STUDY MATERIAL:

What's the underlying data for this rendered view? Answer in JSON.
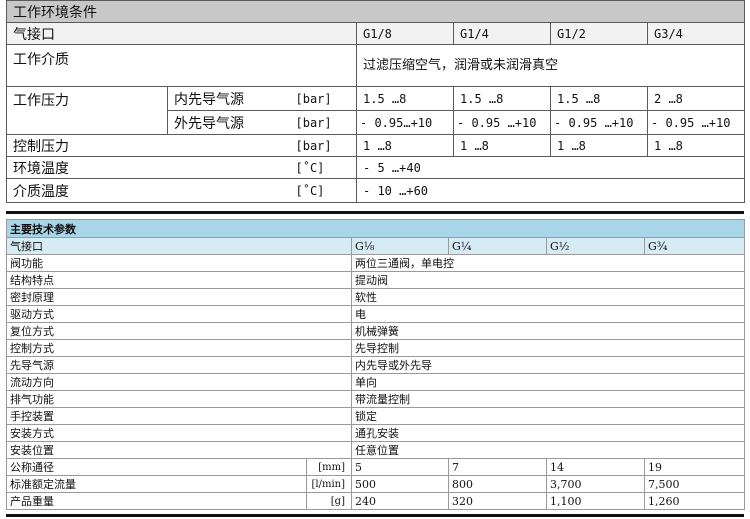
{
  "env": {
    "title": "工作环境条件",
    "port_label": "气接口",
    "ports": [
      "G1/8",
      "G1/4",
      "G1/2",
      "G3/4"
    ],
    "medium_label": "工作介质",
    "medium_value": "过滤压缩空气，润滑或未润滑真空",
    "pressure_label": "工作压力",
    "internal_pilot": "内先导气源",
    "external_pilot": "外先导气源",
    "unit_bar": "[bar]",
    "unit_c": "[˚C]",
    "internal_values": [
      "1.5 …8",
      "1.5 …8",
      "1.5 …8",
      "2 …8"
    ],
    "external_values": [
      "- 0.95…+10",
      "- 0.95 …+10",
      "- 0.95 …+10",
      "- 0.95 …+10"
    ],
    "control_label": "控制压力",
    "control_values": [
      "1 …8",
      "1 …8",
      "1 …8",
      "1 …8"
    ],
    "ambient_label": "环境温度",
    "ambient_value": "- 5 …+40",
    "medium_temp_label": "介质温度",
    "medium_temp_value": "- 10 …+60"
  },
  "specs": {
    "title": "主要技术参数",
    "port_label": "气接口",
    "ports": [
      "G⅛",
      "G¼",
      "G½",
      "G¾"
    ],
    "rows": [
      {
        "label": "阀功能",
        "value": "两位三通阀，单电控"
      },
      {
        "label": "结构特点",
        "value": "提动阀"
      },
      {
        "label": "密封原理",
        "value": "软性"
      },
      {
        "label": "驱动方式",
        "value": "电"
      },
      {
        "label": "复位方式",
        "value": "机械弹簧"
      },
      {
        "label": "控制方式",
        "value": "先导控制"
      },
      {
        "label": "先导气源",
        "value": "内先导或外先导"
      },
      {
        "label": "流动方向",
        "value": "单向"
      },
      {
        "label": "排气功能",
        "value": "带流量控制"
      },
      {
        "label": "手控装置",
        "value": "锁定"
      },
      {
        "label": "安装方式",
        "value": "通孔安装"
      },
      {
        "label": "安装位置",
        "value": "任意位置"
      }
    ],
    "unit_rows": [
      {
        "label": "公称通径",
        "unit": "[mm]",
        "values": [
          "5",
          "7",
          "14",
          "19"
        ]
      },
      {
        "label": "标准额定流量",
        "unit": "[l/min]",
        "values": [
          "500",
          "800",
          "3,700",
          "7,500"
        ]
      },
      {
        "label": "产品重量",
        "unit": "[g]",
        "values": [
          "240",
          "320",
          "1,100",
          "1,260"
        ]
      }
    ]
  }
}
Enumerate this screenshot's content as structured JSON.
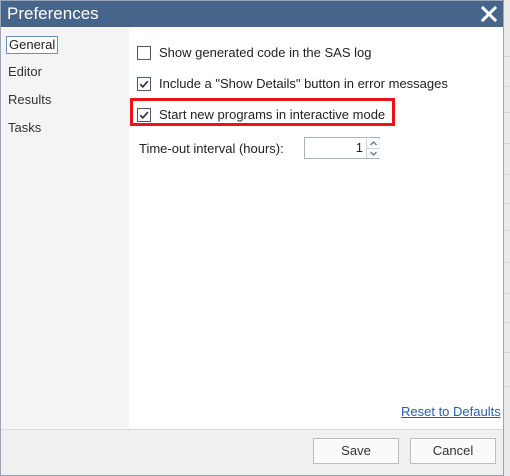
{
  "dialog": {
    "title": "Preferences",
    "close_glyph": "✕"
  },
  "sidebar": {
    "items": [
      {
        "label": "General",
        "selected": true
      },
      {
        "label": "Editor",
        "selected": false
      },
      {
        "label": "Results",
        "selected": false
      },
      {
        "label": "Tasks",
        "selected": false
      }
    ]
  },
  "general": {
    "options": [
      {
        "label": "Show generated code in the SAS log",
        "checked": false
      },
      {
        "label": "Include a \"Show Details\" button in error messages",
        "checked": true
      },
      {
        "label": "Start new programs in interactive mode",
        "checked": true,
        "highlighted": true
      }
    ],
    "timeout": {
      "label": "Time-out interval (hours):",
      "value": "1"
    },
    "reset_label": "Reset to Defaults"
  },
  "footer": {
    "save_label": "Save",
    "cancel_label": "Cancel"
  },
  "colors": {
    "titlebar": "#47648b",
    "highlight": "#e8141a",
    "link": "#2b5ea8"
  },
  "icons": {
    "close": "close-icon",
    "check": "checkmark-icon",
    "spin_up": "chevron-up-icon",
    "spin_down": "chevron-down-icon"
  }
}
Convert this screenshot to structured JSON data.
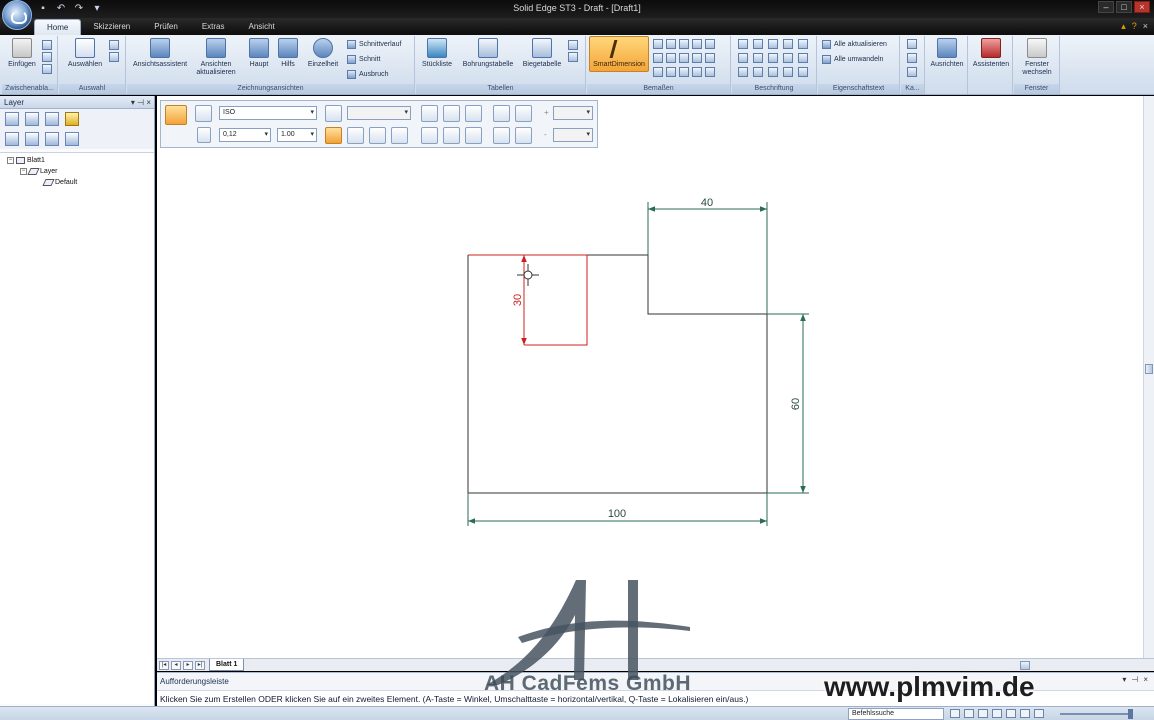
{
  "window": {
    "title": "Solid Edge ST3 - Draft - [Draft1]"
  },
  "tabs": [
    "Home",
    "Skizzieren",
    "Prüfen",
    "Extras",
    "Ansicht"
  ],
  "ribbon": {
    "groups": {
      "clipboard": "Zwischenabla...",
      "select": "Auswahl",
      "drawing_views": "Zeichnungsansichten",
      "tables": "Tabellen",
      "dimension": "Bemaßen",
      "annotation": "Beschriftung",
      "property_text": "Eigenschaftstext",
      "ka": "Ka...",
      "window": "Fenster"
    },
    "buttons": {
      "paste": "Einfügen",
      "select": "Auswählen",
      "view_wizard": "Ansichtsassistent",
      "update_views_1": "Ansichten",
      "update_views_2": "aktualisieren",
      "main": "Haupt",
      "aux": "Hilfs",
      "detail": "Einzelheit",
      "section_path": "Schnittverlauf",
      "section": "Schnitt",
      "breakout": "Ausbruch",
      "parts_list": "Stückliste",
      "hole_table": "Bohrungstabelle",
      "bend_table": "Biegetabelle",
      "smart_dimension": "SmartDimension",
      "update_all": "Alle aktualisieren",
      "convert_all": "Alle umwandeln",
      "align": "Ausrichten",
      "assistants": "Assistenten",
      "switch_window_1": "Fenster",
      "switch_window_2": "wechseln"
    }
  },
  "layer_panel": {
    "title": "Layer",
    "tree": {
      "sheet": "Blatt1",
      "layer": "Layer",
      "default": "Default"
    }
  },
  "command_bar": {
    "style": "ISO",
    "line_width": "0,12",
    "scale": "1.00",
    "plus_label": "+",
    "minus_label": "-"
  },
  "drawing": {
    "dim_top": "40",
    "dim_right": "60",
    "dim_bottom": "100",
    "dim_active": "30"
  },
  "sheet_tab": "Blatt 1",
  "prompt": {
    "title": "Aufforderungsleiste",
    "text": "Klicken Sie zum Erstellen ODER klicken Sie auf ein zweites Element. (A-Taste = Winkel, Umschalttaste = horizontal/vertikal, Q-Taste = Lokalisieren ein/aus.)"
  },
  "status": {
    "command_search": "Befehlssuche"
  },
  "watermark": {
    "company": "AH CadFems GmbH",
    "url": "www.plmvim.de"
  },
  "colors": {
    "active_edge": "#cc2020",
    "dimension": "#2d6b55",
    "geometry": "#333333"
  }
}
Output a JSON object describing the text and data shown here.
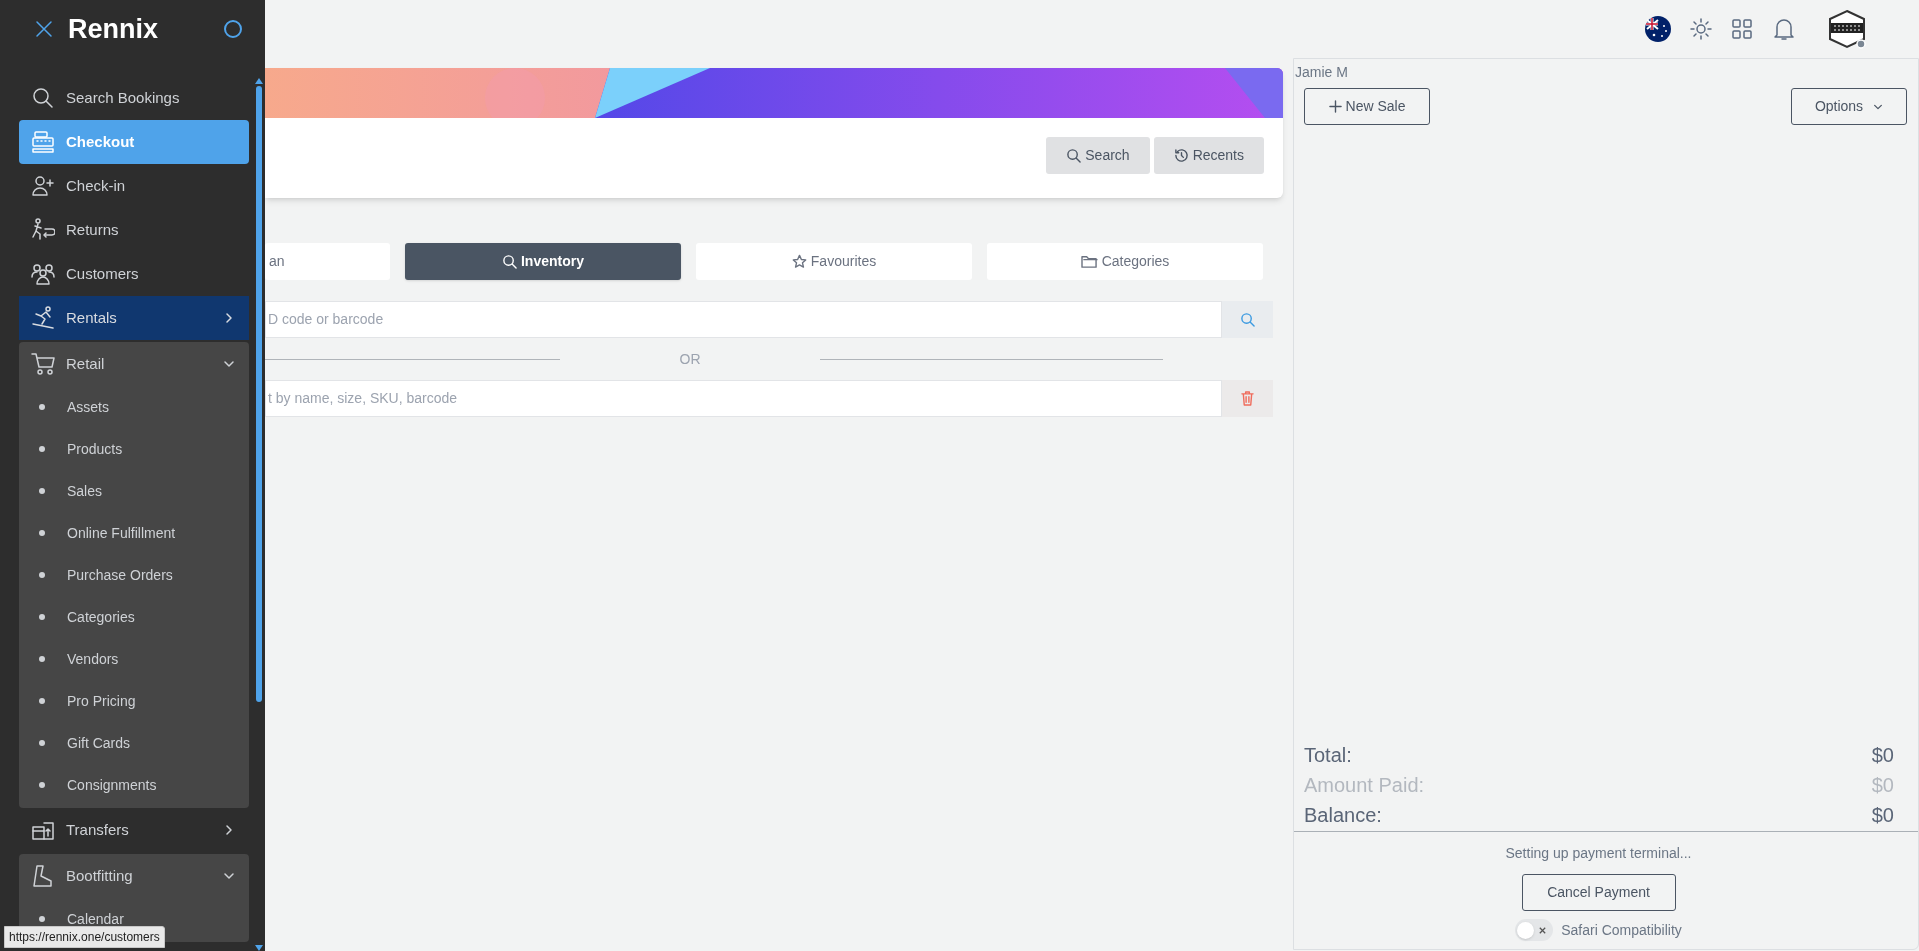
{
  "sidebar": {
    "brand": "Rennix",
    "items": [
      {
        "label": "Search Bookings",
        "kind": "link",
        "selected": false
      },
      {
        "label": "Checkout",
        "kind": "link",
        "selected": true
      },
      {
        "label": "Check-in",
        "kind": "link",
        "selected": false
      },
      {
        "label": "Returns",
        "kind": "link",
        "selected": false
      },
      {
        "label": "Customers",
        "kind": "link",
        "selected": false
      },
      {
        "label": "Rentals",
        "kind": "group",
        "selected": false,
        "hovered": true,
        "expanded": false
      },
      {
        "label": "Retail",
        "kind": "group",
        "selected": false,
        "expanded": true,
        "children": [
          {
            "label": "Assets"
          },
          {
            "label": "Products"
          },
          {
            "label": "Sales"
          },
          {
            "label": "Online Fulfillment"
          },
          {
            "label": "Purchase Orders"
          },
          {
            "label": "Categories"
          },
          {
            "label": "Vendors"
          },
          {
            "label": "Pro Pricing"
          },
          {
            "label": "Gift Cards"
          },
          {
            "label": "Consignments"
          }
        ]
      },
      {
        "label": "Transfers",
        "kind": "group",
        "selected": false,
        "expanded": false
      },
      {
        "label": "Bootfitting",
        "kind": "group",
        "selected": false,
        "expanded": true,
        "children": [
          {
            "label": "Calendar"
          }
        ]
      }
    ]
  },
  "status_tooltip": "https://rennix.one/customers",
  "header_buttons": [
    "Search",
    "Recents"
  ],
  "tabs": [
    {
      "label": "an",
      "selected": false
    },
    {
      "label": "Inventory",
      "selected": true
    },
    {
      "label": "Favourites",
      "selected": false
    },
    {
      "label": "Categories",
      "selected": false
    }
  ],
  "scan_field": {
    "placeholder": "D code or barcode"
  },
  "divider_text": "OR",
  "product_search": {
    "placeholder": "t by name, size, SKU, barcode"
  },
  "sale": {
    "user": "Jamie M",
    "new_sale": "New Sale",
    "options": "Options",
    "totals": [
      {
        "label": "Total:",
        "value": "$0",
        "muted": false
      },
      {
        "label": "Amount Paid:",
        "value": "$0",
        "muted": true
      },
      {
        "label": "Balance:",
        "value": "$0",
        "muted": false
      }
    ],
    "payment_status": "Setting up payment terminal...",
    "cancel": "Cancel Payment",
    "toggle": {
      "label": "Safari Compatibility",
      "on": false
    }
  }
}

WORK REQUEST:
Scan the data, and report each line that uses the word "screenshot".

THE COMPLETED TASK:
Enumerate this screenshot's content as structured JSON.
Convert this screenshot to structured JSON data.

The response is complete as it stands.